Figure 3: Mount Wutai (partial view), west wall 

Below the map is the illustration of Sakyamuni’s life story depicted in fifteen scenes, from his Birth to the Great Departure.

Ten out of the eleven jiangbian in this cave are very detailed. One of these illustrated narratives is the story ofPrince Good Friend, from theSutra of Requiting Blessing Receivedwhich presents the orthodox Confucian thought of loyalty and filial piety in the theme of Buddhist art. This sutra is believed to be composed in Chinabetween the 5th and 6th centuries to match traditional Chinese values. It started to appear in Dunhuang at the end of the Tang and was one of the most popular sutras during the Five Dynasties. One of its stories is same as the jataka tale of Prince Good Conduct in Cave 296.

The four slopes are decorated with the Thousand-Buddha motif and a border of identical preaching groups. All of these repeated images would have been executed with the aid of paper stencils bearing pricked outlines for easy transfer to the mural. A stencil of this kind kept at the BritishMuseum is very close in both style and general proportions to the designs in this cave.

This cave features the Four Devaraja (Heavenly Kings) depicted on the four lower corners of the sloping faces of its truncated pyramidal ceiling as guardians of the cave and devotees. Together with the processions of the donors painted on the walls in life size, they are the two main characteristics of the caves excavated in the Five Dynasties.

Another notable point is the frequent depiction of the debate between Manjusri and Vimalakirti on the east wall beside the entrance since the Tang dynasty. Vimalakirti usually occupies the place of honour on the left (southern side) because he was considered the protagonist since he reached enlightenment as a layman. However, in this cave and Cave 98 (constructed at the same time), their positions are reversed and Manjusri is on the southern side. From the mid-Tang on, the faith in Manjusri has been very popular, especially in Khotan, the ally of the then Dunhuang rulers. The Khotanese had very deep faith in both Manjusri and the Northern Heavenly King.

Portraits of donors increased in number and size in the Five Dynasties and the Song. When the local magnate Cao Yuan-zhong was in power, they supported the renovation of existing caves and the construction of new ones, including Caves 61, 98, 100 & 108. The Caos controlled the Hexi area for 122 years. They formed alliances with their neighbours (the Uyghurs and the Khotan), and the local elites, as noted by the inscriptions beside the portraits in the caves. Images of the family and their relatives are depicted in life-size or even larger.
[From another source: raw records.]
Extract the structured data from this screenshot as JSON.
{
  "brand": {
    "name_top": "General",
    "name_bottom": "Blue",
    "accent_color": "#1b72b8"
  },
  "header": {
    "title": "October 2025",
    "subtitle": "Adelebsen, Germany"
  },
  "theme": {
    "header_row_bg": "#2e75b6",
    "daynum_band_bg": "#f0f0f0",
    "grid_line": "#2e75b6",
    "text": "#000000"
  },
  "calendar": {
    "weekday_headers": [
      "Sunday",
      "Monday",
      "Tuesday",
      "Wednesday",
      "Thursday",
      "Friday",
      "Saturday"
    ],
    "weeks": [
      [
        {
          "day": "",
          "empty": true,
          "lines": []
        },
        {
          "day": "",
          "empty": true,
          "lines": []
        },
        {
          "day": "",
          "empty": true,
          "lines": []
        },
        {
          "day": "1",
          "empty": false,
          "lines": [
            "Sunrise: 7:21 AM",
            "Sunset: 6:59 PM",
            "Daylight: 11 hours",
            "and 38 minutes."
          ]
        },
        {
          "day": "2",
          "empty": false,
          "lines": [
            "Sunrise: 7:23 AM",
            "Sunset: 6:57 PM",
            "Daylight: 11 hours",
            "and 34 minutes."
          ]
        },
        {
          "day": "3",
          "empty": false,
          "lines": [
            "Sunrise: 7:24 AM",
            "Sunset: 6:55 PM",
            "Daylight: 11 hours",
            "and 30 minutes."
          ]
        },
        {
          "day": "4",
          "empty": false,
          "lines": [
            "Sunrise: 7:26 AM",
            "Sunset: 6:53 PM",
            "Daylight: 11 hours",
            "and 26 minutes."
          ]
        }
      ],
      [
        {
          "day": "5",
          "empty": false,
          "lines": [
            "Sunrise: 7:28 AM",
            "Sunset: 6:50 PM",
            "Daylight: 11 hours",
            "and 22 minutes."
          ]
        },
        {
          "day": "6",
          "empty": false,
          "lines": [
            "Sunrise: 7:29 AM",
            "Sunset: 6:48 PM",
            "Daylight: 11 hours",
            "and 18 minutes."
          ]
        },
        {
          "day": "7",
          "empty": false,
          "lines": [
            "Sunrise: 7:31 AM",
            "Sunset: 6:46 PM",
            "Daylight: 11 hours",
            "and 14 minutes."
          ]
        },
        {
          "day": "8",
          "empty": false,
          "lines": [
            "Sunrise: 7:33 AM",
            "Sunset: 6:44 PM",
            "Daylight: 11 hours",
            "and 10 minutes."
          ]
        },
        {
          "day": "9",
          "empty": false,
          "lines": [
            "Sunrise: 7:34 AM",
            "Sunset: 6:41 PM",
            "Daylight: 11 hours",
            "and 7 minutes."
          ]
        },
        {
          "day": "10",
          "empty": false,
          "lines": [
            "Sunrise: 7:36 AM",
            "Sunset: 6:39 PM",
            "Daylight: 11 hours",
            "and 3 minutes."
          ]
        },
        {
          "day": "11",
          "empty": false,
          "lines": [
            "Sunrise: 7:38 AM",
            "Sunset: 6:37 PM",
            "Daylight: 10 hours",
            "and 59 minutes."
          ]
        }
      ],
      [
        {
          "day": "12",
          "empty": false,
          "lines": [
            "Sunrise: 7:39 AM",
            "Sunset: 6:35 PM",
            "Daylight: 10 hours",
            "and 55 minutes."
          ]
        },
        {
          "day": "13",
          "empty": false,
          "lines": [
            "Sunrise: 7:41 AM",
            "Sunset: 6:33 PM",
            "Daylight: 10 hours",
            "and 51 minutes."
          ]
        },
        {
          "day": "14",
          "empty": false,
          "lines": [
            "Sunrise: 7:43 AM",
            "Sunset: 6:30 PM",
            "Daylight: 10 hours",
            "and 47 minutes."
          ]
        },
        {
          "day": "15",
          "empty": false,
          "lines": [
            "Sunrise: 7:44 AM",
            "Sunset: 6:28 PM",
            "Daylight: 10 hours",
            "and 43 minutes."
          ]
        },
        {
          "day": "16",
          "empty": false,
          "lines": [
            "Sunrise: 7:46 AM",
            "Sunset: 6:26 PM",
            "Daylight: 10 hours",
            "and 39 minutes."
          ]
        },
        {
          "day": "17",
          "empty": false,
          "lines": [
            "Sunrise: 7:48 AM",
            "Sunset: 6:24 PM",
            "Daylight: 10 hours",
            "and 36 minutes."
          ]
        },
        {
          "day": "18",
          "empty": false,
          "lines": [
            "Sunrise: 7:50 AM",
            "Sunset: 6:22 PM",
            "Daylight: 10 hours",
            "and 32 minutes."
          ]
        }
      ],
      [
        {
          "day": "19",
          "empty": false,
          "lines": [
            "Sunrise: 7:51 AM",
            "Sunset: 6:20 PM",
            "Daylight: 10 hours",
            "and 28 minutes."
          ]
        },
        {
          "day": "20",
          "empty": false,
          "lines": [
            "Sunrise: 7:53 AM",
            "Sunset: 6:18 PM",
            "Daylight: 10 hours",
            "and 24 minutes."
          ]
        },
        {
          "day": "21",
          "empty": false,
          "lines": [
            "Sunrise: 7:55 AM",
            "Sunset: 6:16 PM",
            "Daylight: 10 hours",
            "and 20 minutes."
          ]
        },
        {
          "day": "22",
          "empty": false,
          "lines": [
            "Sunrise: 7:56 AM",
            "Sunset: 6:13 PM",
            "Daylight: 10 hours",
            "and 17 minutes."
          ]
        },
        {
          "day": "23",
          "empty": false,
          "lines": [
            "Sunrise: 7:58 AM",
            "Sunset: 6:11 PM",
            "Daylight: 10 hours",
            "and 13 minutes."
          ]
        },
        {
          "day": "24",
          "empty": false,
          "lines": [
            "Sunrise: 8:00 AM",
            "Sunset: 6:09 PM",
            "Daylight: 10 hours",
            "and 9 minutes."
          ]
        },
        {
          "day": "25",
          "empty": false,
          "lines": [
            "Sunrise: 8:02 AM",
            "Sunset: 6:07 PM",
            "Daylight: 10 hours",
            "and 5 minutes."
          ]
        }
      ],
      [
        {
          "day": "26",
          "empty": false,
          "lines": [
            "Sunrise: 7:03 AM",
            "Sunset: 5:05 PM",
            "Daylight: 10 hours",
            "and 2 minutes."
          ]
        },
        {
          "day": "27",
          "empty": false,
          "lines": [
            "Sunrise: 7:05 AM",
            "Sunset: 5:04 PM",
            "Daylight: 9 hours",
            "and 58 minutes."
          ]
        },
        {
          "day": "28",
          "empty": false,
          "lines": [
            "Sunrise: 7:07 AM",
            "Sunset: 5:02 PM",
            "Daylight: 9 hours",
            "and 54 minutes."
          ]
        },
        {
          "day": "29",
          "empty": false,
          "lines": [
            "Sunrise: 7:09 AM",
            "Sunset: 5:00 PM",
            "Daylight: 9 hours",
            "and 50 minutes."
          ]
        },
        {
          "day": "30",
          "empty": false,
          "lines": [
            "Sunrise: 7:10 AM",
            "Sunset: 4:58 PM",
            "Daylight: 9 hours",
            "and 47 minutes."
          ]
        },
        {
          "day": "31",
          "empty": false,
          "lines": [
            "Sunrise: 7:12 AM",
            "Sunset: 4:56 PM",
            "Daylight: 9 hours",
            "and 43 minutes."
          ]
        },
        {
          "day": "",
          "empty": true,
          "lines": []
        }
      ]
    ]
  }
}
The Caos’ female members were all painted with elaborate attire and jewelry. Even the make-up on their faces is still clearly visible today (Figure 4).


Figure 4: Princess of khotan (left), one of Cao’s wives, north side of the east wall (painted in the Song dynasty)


Figure 5: Zodiac signs (partial view), north wall of corridor

On the side walls of the corridor are the image of Tejaprabha Buddha accompanied by the Nine Luminaries on the south side, and the zodiac signs (Figure 5) with a group of monks on the north with Tangut and Chinese inscriptions. These paintings were added in the Yuan (1271-1368) when the antechamber was converted to “Huang-qingTemple” and restored in 1351. Tejaprabha Buddha is worshipped to dispel natural disasters which happened quite often during the years (1312-1313) when this mural was being painted. Also it is believed the planets are supervised by Manjusri, therefore these images are depicted in the Manjusri’s Hall.